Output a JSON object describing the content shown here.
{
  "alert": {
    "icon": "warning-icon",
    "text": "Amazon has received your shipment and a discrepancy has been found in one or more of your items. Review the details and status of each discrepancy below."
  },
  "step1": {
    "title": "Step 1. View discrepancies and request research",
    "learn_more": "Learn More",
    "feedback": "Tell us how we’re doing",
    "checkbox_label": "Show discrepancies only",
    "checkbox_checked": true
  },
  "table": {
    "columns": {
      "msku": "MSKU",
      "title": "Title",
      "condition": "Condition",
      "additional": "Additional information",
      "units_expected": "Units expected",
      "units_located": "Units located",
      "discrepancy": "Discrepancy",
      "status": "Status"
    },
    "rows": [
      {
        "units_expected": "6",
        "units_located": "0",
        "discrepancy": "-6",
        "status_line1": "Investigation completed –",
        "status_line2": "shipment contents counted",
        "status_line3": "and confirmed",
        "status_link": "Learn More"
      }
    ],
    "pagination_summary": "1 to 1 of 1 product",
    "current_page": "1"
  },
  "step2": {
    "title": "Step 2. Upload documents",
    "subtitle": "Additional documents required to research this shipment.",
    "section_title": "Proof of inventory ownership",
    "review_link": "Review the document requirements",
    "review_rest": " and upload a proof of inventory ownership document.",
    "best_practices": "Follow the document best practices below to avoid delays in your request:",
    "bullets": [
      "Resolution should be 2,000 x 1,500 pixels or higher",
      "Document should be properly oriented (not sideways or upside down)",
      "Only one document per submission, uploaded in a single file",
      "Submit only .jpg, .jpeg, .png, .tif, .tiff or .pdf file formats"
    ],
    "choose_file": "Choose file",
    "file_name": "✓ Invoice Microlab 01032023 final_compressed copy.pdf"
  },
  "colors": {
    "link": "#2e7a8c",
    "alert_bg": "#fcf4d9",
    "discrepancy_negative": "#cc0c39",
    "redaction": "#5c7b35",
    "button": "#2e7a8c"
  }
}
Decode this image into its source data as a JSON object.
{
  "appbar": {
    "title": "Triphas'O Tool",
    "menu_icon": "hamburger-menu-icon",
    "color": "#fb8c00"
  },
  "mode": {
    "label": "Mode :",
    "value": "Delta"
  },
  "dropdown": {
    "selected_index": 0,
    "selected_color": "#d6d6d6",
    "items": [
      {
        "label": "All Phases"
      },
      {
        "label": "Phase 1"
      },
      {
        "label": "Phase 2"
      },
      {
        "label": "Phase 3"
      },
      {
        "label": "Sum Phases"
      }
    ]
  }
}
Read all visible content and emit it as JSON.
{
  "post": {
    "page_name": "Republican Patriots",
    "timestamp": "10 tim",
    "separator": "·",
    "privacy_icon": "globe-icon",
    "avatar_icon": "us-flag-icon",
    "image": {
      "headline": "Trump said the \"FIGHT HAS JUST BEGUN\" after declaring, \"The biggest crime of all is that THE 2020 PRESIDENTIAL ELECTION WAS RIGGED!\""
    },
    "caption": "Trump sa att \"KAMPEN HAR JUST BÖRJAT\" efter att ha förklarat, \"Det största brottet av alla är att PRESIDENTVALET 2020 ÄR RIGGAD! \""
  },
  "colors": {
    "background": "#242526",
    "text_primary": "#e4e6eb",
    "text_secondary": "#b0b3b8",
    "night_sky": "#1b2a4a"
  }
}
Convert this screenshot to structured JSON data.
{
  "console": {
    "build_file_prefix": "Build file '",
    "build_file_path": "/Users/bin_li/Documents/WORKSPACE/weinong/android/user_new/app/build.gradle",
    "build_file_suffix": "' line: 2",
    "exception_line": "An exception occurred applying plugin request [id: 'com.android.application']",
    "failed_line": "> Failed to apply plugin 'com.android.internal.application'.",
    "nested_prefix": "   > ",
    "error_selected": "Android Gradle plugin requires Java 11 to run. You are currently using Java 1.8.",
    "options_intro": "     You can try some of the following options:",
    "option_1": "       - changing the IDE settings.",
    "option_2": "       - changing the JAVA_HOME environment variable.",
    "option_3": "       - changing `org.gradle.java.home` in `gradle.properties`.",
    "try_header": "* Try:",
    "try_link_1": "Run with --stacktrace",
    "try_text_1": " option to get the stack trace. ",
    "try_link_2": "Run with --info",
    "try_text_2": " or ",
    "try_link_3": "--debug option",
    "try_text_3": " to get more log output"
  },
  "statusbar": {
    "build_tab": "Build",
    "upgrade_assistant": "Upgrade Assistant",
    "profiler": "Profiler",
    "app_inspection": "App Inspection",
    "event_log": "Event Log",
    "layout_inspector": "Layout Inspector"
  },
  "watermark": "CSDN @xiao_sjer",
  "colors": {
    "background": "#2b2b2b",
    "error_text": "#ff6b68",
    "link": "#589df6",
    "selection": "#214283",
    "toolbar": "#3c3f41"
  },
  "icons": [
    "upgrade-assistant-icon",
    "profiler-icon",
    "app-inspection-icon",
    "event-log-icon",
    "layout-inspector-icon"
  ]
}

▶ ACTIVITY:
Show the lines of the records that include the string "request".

▶ TASK RESPONSE:
    "title": "Step 1. View discrepancies and request research",
    "best_practices": "Follow the document best practices below to avoid delays in your request:",
    "exception_line": "An exception occurred applying plugin request [id: 'com.android.application']",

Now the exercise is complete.